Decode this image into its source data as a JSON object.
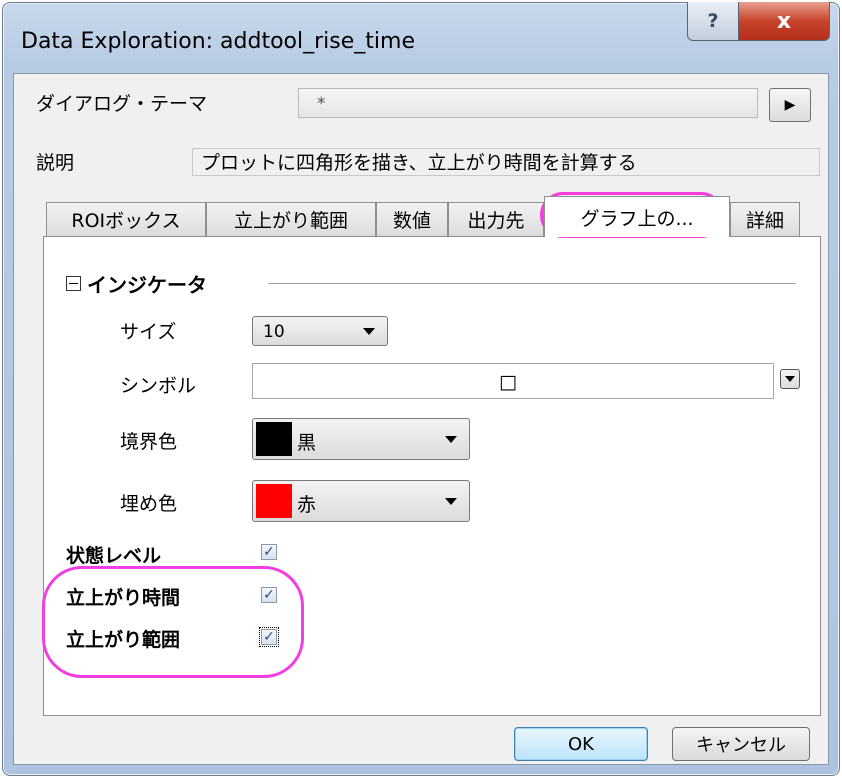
{
  "window": {
    "title": "Data Exploration: addtool_rise_time",
    "help_glyph": "?",
    "close_glyph": "x"
  },
  "theme": {
    "label": "ダイアログ・テーマ",
    "value": "*",
    "arrow_glyph": "▶"
  },
  "description": {
    "label": "説明",
    "value": "プロットに四角形を描き、立上がり時間を計算する"
  },
  "tabs": [
    {
      "label": "ROIボックス"
    },
    {
      "label": "立上がり範囲"
    },
    {
      "label": "数値"
    },
    {
      "label": "出力先"
    },
    {
      "label": "グラフ上の..."
    },
    {
      "label": "詳細"
    }
  ],
  "active_tab": "グラフ上の...",
  "indicator": {
    "section_title": "インジケータ",
    "size": {
      "label": "サイズ",
      "value": "10"
    },
    "symbol": {
      "label": "シンボル",
      "value": "□"
    },
    "border_color": {
      "label": "境界色",
      "value": "黒",
      "swatch": "#000000"
    },
    "fill_color": {
      "label": "埋め色",
      "value": "赤",
      "swatch": "#ff0000"
    }
  },
  "options": [
    {
      "label": "状態レベル",
      "checked": true,
      "mark": "✓"
    },
    {
      "label": "立上がり時間",
      "checked": true,
      "mark": "✓"
    },
    {
      "label": "立上がり範囲",
      "checked": true,
      "mark": "✓"
    }
  ],
  "buttons": {
    "ok": "OK",
    "cancel": "キャンセル"
  },
  "colors": {
    "highlight": "#f23ee0",
    "close_red": "#c7432a"
  }
}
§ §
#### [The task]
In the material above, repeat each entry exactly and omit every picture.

#### [Answer to this exercise]
Decode this image into its source data as a JSON object.
{
  "window": {
    "title": "Data Exploration: addtool_rise_time",
    "help_glyph": "?",
    "close_glyph": "x"
  },
  "theme": {
    "label": "ダイアログ・テーマ",
    "value": "*",
    "arrow_glyph": "▶"
  },
  "description": {
    "label": "説明",
    "value": "プロットに四角形を描き、立上がり時間を計算する"
  },
  "tabs": [
    {
      "label": "ROIボックス"
    },
    {
      "label": "立上がり範囲"
    },
    {
      "label": "数値"
    },
    {
      "label": "出力先"
    },
    {
      "label": "グラフ上の..."
    },
    {
      "label": "詳細"
    }
  ],
  "active_tab": "グラフ上の...",
  "indicator": {
    "section_title": "インジケータ",
    "size": {
      "label": "サイズ",
      "value": "10"
    },
    "symbol": {
      "label": "シンボル",
      "value": "□"
    },
    "border_color": {
      "label": "境界色",
      "value": "黒",
      "swatch": "#000000"
    },
    "fill_color": {
      "label": "埋め色",
      "value": "赤",
      "swatch": "#ff0000"
    }
  },
  "options": [
    {
      "label": "状態レベル",
      "checked": true,
      "mark": "✓"
    },
    {
      "label": "立上がり時間",
      "checked": true,
      "mark": "✓"
    },
    {
      "label": "立上がり範囲",
      "checked": true,
      "mark": "✓"
    }
  ],
  "buttons": {
    "ok": "OK",
    "cancel": "キャンセル"
  },
  "colors": {
    "highlight": "#f23ee0",
    "close_red": "#c7432a"
  }
}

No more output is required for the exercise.